Looking back into our schools, Jay hopes to create a five-year follow-up report to Kicked Out. He also highlighted some good work being done around the state towards the promotion of equity and access. “There’s been a lot of movement around the state to incorporate restorative practices in discipline,” he observed. He added that he’s seen a number of trainings on inclusion and equity at statewide conferences, and he would like to see more leadership from the Agency of Education. When asked about the new special education funding bill, Jay said they would be watching it very closely. Jay and ACLU Vermont are dedicated to protecting and advancing the civil rights and liberties of all Vermonters, and the right to education is no exception. They will be putting in the effort to make sure these changes are executed responsibly and evaluated. “The work continues, and it’s having an impact.,” he said. “That’s why we continue to do it.”
 Legal Aid organizations all receive funding through the Legal Services Corporation (LSC), an independent nonprofit established by Congress in the 1970s to provide financial support for civil legal aid to low-income Americans.

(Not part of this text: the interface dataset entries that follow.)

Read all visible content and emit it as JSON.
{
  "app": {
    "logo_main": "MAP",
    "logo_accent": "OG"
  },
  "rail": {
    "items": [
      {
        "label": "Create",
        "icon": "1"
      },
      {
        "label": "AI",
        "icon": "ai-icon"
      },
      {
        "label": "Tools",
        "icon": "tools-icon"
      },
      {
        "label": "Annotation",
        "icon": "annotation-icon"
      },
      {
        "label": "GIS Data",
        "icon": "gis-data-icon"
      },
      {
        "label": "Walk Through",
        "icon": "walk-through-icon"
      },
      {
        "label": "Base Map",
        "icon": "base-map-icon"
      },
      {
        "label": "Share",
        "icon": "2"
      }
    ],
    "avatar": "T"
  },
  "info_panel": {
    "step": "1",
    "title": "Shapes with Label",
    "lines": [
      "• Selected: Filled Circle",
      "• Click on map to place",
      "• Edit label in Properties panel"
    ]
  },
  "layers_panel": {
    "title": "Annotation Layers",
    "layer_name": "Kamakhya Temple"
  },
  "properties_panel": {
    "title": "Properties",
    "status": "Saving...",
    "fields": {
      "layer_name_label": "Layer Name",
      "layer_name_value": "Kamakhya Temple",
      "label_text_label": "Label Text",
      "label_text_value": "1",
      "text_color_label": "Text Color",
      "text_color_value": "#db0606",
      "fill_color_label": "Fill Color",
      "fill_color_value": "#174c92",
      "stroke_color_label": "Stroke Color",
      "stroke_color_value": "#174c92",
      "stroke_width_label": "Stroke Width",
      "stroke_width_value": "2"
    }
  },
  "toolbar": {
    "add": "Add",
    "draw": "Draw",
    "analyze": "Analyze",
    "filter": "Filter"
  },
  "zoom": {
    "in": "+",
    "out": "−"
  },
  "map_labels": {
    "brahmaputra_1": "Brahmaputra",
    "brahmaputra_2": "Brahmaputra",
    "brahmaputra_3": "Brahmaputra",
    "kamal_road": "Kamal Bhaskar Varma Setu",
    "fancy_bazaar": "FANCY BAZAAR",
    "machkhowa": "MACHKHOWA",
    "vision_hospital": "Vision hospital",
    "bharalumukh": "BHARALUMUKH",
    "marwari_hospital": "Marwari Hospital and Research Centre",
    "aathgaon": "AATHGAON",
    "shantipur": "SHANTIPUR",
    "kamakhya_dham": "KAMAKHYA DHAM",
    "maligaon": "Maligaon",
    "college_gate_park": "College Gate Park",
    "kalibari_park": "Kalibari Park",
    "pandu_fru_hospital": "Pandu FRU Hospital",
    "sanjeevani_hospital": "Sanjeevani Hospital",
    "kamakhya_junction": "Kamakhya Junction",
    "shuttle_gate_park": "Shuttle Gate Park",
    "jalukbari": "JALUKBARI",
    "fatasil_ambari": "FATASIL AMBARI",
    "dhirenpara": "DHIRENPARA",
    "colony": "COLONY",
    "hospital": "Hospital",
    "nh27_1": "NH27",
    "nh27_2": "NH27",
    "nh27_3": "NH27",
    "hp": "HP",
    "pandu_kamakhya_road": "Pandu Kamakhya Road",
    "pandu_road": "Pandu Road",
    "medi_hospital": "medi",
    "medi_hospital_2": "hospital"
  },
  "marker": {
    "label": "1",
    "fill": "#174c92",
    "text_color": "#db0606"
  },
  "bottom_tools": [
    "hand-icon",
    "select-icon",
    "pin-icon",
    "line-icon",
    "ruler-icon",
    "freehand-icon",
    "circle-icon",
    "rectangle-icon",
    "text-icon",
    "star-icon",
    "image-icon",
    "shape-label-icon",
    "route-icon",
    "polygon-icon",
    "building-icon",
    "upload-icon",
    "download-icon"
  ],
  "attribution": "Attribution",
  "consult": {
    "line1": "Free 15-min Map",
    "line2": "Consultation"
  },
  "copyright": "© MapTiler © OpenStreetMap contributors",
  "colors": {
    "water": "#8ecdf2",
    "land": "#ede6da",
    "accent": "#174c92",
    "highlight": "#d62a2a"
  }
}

Like University Centers for Excellence in Developmental Disabilities, there is at least one Legal Aid organization in every US state and territory.